Today I reached a milestone – I gave my 50th blood donation. This is something that I’m proud of, and I hope that in some way I have helped a few people get better from illness or even helped to save someone’s life.
Of course I’ll never know who I’ve helped, but that doesn’t matter. I’m not in it for recognition. The main reason I give blood is in case there’s ever a time that my family or friends ever need a blood transfusion, I know that I’ve done my bit to keep blood stocks up.
More donors please
However, this is where the issue lies: blood stocks. In a press release from June, NHS Blood and Transplant stated that in 2014/5, there were 40% fewer new blood donors than in 2004/5: 120,000 less people attended a donor session to start donating blood in the last year than they did ten years ago.
On top of this, NHS Blood and Transplant estimate that in 2015, 204,000 new volunteers need to attend a session to donate to ensure that the nation’s blood stocks continue to remain at a safe level in the future.
This same press release mentioned some of the common misconceptions about donating blood. 48% of survey respondents believed that friends and family of patients were asked to give blood when needed, and 13% believed that synthetic blood is created to meet national demand. However, 8 out of 10 people knew that unpaid volunteers are the way that blood stocks are maintained.
Reasons why you don’t and reasons why you should.
The survey referenced also asked about reasons why people don’t give blood. The top three reasons given were fear of needles, knowing it’s a good thing to do but not getting around to it, and health problems so they don’t believe they are eligible to donate – which may not be the case.
Don’t get me wrong, but I’m not a huge fan of having people stick needles in my arm, and I always look away when they put the needle in, even though I know it’s never as bad as I think it will be. They describe it as a sharp scratch, which is fair, and once the needle is in, you don’t feel a thing. You can even get a local anaesthetic if you’re worried about feeling the needle. Once you’re donating, the donor carers are around to keep an eye on you and help to put people at their ease. In my experience, they’re a friendly bunch, and the banter between them actually makes it an enjoyable experience.
For those people who never seem to get around to donating, that’s not really an excuse. If you don’t mind, I’d like to turn that argument on its head.

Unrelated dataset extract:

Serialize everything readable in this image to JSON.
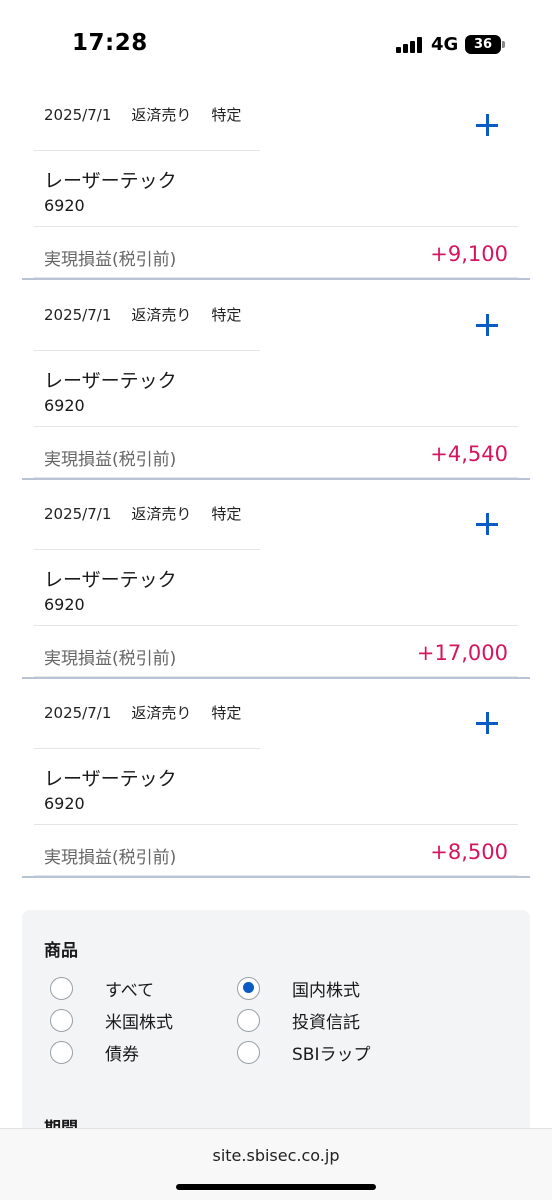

Put yourself in the position where the person you love most in the world – a partner, a child, a parent, a friend – falls critically ill and needs a blood transfusion. Wouldn’t you want there to be sufficient blood stocks to help them get better? The NHS comes in for a lot of criticism, but this is one area that is out of their control. They can’t force people to donate blood. It’s got to be voluntary and the service relies on regular donations to ensure that they can treat patients who need it the most. So taking an hour out of your life every 3-4 months really isn’t that much of a hardship if it could make the difference between life and death for someone else.
Concern about health problems is perhaps the most genuine excuse. The blood used in transfusions has got to be safe, and all donations are screened. Donors complete a health check before their donation to ensure that they are suitable to give blood, and those that are not are thanked and sent on their way. But more often than not volunteers will be allowed to donate. So, unless you know for sure that your blood is unsuitable, why not let the professionals decide?
Tea and biscuits anyone?
As I said before, blood donation is voluntary, but there is a genuine need for new donors. If you’re nervous, take a friend along – an experienced donor or a newbie who you can rope into giving blood at the same time.
While you’re there, you can also find out about component donation. Platelets and plasma are equally vital.
I sincerely hope that this blog is able to persuade even just a handful of people to give blood donation a go, or perhaps start going again having given up for some reason. Surely the thought of saving someone’s life is a big enough incentive!
There’s one more thing that sweetens the deal – free tea and biscuits! Having had 470ml of blood taken out of you (“That’s very nearly an armful!” – Tony Hancock, 1961), the lovely people at the donor centre offer to top you up with drinks and biscuits – as much as you like!
So go on – find your nearest donation session (www.blood.co.uk) and make an appointment. Then, when you arrive, you can sit back and feel smug that you’re doing something amazing. Thank you.